The same can’t be said for the rear part of the slab, which has softened from water and salt damage over the years. As the picture below shows, part of the slab edge has broken away:
As we are relying on this edge (structurally: the slab sits into the web of the steel), we need to strengthen it using Sika Armocrete repair mortar. As a further precautionary measure, the bottom flange of the steel will be extended by 100mm to make sure it reaches sound concrete beyond the edge.
Scaffolding went up on Tuesday followed by the installation of an array of Strongboy supports and Acro props in preparation for the demolition of the side wall and removal of the concrete lintel at the rear, which supports the slab above the former loggia.
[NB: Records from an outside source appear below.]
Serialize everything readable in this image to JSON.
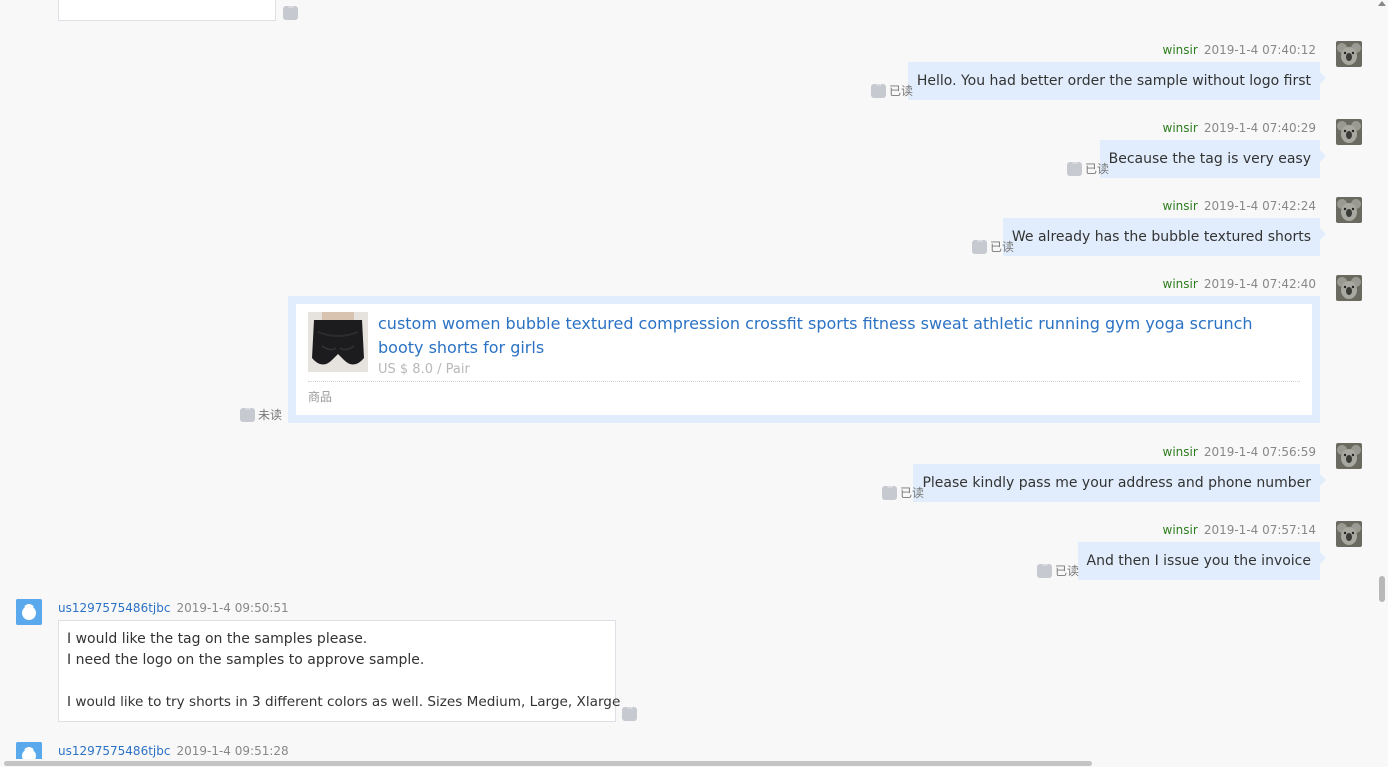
{
  "messages_out": [
    {
      "sender": "winsir",
      "time": "2019-1-4 07:40:12",
      "text": "Hello. You had better order the sample without logo first",
      "status": "已读"
    },
    {
      "sender": "winsir",
      "time": "2019-1-4 07:40:29",
      "text": "Because the tag is very easy",
      "status": "已读"
    },
    {
      "sender": "winsir",
      "time": "2019-1-4 07:42:24",
      "text": "We already has the bubble textured shorts",
      "status": "已读"
    }
  ],
  "product_message": {
    "sender": "winsir",
    "time": "2019-1-4 07:42:40",
    "status": "未读",
    "title": "custom women bubble textured compression crossfit sports fitness sweat athletic running gym yoga scrunch booty shorts for girls",
    "price": "US $ 8.0 / Pair",
    "type_label": "商品"
  },
  "messages_out_2": [
    {
      "sender": "winsir",
      "time": "2019-1-4 07:56:59",
      "text": "Please kindly pass me your address and phone number",
      "status": "已读"
    },
    {
      "sender": "winsir",
      "time": "2019-1-4 07:57:14",
      "text": "And then I issue you the invoice",
      "status": "已读"
    }
  ],
  "buyer_message": {
    "sender": "us1297575486tjbc",
    "time": "2019-1-4 09:50:51",
    "line1": "I would like the tag on the samples please.",
    "line2": "I need the logo on the samples to approve sample.",
    "line3": "I would like to try shorts in 3 different colors as well. Sizes Medium, Large, Xlarge"
  },
  "buyer_message_2": {
    "sender": "us1297575486tjbc",
    "time": "2019-1-4 09:51:28"
  }
}
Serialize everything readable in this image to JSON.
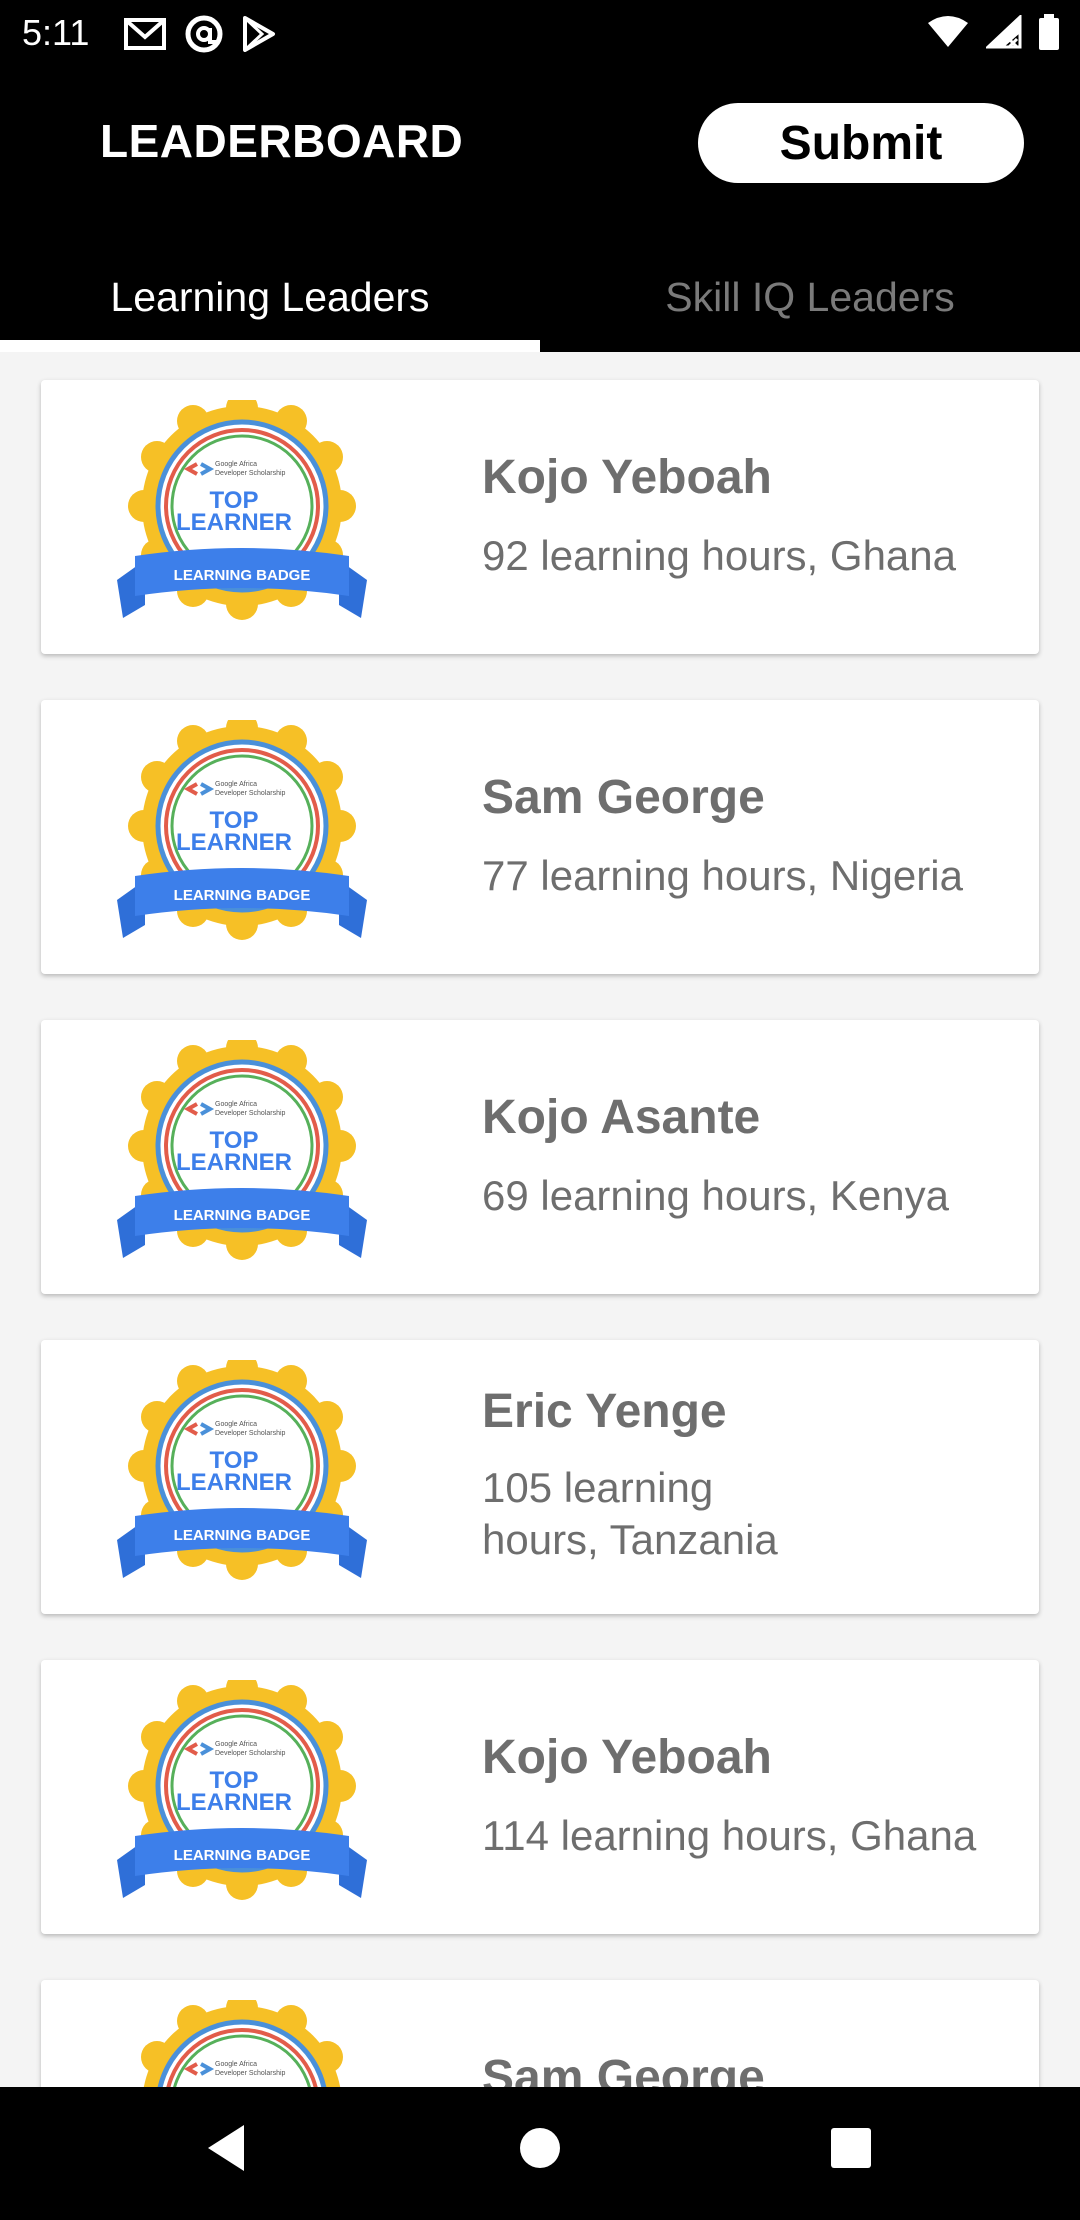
{
  "status_bar": {
    "time": "5:11",
    "left_icons": [
      "gmail-icon",
      "at-sign-icon",
      "play-store-icon"
    ],
    "right_icons": [
      "wifi-icon",
      "signal-icon",
      "battery-icon"
    ]
  },
  "header": {
    "title": "LEADERBOARD",
    "submit_label": "Submit"
  },
  "tabs": [
    {
      "label": "Learning Leaders",
      "active": true
    },
    {
      "label": "Skill IQ Leaders",
      "active": false
    }
  ],
  "badge": {
    "brand_line1": "Google Africa",
    "brand_line2": "Developer Scholarship",
    "top": "TOP",
    "learner": "LEARNER",
    "ribbon": "LEARNING BADGE"
  },
  "leaders": [
    {
      "name": "Kojo Yeboah",
      "detail": "92 learning hours, Ghana"
    },
    {
      "name": "Sam George",
      "detail": "77 learning hours, Nigeria"
    },
    {
      "name": "Kojo Asante",
      "detail": "69 learning hours, Kenya"
    },
    {
      "name": "Eric Yenge",
      "detail": "105 learning hours, Tanzania"
    },
    {
      "name": "Kojo Yeboah",
      "detail": "114 learning hours, Ghana"
    },
    {
      "name": "Sam George",
      "detail": ""
    }
  ],
  "nav_bar": {
    "buttons": [
      "back-icon",
      "home-icon",
      "recents-icon"
    ]
  },
  "colors": {
    "app_bar": "#000000",
    "badge_gold": "#F6C026",
    "badge_blue": "#3D7FEA",
    "text_gray": "#6E6E6E"
  }
}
The picture above shows the matrix of Acro supports. The concrete lintel being removed (with white render coat) is just visible at the top right of the picture.
Now ready for some serious demolition!
There is a vast void beneath the house, thanks to the slope that the house is built on. In its present state, it cannot be effectively used due to the amount of structural walls and supports. Some of these are now being demolished and replaced with lintels on block piers. The photo above shows the block piers constructed on top of the existing retaining wall. Elsewhere, access hatches are being cut into the walls as can be seen in the photo below.
Opening up under the house in this way allows the space to be used more effectively. The part of the void in the photos (with the greatest headroom) will be part of the heated volume of the house and will become a plant room for the hot water cylinder and an archive/storage area to house items currently in the loft. The loft will be almost unusable for storage due to the amount of insulation proposed and its low (22°) pitch.
The void will also enable good access for installing the new services: pipes, cables, ducts, and will be excellent for getting the floor insulation into the unheated part of the void toward the front of the house where it becomes more of a crawl space. The drawing extract below shows the extent of the void and the delineation between heated and unheated areas (insulation and air barrier line shown in green).
In meeting the structural engineer, it was agreed that the lower ground slab should stay for the time being as it will be easier to temporarily prop the upper slab from this. In the meantime we have been deciding the best approach for the main structural alterations and the insertion of the steels.
First of, five of the seven side windows have been in-filled, the remaining two will come out later. In-filling the windows will strengthen the wall prior to the demolition of the lower section of this wall.
Exposing the slab edge reveals that it is supported entirely by the inner brick leaf. This makes the sequencing simpler as the slab can be supported as proposed, with an array of Acro supports below. The outer brick leaf will need supporting independently, but there is not as much load to contend with as we thought. As the sketch detail above right shows, we have a slight clash with the proposed steel now and we will need to trim the top flange such that it doesn’t foul the inner brick leaf. Our structural engineer is okay with this providing we bolt the web of the steel to the edge of the concrete slab.